By Cnaan Liphshiz
The European Union’s highest court has upheld Belgium’s bans on slaughtering animals without first stunning them, a ruling that confirms the prohibition on the production of kosher and halal meat in parts of Belgium and clears a path for additional bans across Europe.
Israel’s ambassador to Belgium called the ruling “a blow to Jewish life in Europe.”
Two of Belgium’s three states last year banned the slaughter of animals without first stunning them, a key requirement of kosher meat production. The laws were passed over the vociferous objections of Jewish and Muslim community leaders, and several groups — including one representing French-speaking Jews in Belgium — filed a petition arguing that the bans illegally limit religious freedom.
On Thursday, the EU Court of Justice issued its decision: Bans on slaughter of animals for meat without stunning do not violate EU principles on freedom of worship.
The ruling “gives member states a free pass on banning” ritual slaughter in Europe, Yohan Benizri, president of the Belgian Jewish CCOJB group that joined the petition, said in a statement. Europe, he said, “no longer protects religious minorities.”
Israel rarely comments on the debate on ritual slaughter. But Israel’s ambassador to Belgium, Emmanuel Nachson, said the ruling is “catastrophic and a blow to Jewish life in Europe.”

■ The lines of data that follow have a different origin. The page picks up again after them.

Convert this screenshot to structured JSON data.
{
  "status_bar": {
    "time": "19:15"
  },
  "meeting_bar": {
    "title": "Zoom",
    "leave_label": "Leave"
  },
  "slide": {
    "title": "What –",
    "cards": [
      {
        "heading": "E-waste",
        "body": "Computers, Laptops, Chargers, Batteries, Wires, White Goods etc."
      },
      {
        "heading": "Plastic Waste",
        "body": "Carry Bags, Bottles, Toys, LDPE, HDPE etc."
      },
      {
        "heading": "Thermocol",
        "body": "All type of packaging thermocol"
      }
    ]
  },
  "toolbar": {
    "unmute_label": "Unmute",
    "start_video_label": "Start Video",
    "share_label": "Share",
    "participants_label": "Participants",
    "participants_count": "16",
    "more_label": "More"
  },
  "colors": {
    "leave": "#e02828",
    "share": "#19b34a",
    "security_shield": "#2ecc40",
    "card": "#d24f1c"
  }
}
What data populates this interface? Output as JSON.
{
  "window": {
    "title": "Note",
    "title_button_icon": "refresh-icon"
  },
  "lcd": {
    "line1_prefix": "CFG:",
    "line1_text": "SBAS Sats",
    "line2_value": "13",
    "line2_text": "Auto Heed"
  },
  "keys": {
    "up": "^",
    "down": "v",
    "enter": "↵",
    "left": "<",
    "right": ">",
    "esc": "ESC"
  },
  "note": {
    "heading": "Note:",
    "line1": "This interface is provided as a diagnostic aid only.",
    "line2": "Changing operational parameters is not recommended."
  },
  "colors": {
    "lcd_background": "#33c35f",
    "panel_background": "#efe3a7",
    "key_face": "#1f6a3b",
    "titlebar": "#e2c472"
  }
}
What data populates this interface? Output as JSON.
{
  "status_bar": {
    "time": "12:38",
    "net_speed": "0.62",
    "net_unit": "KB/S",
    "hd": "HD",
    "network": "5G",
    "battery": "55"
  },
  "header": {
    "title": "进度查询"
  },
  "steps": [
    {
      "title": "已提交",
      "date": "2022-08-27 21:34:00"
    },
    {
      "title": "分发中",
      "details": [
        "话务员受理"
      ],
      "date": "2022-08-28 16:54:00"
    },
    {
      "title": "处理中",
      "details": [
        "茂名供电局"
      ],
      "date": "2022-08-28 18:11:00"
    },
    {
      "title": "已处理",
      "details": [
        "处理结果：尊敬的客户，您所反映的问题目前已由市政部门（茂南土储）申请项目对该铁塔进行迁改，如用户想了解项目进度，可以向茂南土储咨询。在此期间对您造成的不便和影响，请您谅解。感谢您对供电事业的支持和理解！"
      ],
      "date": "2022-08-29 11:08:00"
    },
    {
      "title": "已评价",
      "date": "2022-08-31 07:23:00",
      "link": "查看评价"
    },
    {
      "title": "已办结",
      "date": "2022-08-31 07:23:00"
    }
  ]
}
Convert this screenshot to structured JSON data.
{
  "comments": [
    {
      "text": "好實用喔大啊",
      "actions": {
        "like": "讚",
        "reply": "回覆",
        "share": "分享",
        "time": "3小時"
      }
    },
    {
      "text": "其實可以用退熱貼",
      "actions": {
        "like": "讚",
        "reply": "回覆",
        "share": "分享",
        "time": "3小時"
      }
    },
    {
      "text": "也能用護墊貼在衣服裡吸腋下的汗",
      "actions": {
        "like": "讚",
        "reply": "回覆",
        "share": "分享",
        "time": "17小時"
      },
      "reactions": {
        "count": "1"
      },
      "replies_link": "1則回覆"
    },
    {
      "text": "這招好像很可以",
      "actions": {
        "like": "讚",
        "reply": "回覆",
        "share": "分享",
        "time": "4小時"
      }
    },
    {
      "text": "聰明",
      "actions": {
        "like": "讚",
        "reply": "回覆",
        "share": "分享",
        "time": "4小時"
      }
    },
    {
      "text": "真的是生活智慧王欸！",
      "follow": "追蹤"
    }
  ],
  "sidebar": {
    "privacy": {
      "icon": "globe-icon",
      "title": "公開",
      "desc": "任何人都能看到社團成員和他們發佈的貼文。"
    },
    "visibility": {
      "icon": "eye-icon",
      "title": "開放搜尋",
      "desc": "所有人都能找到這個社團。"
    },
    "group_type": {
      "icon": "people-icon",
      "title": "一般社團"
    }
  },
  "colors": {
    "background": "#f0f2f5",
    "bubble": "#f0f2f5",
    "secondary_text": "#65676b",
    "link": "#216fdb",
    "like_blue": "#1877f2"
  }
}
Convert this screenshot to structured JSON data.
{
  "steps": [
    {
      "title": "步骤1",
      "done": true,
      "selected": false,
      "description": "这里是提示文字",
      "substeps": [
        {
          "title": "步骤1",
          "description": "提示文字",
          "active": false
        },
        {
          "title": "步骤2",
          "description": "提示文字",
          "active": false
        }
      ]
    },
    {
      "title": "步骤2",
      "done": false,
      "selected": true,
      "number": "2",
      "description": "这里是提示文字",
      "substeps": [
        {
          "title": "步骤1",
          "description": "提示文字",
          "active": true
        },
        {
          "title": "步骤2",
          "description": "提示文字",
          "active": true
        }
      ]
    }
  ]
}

Supporters of the ban are cheering its potential to limit ritual slaughter across the continent. “As Flemish people we can be very proud of this ruling,” which is “historic” and “opens the door to a ban in the whole of Europe,” Ben Weyts, the cabinet minister in charge of animal welfare in Belgium’s Flemish region, wrote on Twitter.
In Judaism and Islam, animals need to be conscious when their necks are slit for their meat to be considered kosher or halal. That has made ritual slaughter a ripe target in Europe from both liberals who cite animal welfare as their main concern and right-wing nationalists who view the custom as foreign to their countries’ cultures. (Ritual circumcision, too, has united opponents on the left and right.)
In Belgian’s Flemish region, the first to introduce a ban, the effort was led by members of the center-right New Flemish Alliance ruling party. In the French-speaking Walloon region, the ban was supported by the Socialist ruling party. (The Brussels region has no ban.)
The plaintiffs argued that the bans violate the European Union’s Charter of Fundamental Rights as they effectively deny Belgians the right to consume locally produced meat that conforms with the production methods mandated by their faith.
The court ruled that the ban on slaughter without stunning “respects the essence” of the charter, “since it is limited to one aspect of the specific ritual act of slaughter, and that act of slaughter is not, by contrast, prohibited.” But it emphasized that in Belgium only ”one aspect” of ritual slaughter has been banned while others may be observed, potentially leaving open the door to adaptations of ritual practices that are in use elsewhere.
The bans in Belgium “allow a fair balance to be struck between the importance attached to animal welfare and the freedom of Jewish and Muslim believers to manifest their religion,” the court ruled. It concluded that EU member states have the “discretion” to enact measures such as the Belgian bans.
Some Jewish and Muslim communities, including in Austria, certify as kosher and halal meat produced by a procedure known as post-cut stunning, in which animals are stunned immediately after their necks are cut.
“Judaism will not change Halakhic requirements as per the demands of the EU Court of Justice,” said Rabbi Menachem Margolin, the head of the Brussels-based European Jewish Association, in response to the ruling, using the Hebrew word for Jewish law.
But Margolin said that had Belgium’s parliament “engaged properly with Jewish community officials before banning the practice, some satisfactory solutions could have been found, as has been the case in the Netherlands and elsewhere, because the method of slaughter is not crueler or [more] painful to animals than other methods.”
Pinchas Goldschmidt, president of the Conference of European Rabbis, also took issue with the court’s implied assessment of the adaptability of the religious practice of shechitah, Hebrew for slaughter.
For the court “to seek to define shechita, our religious practice, is absurd,” Goldschmidt said.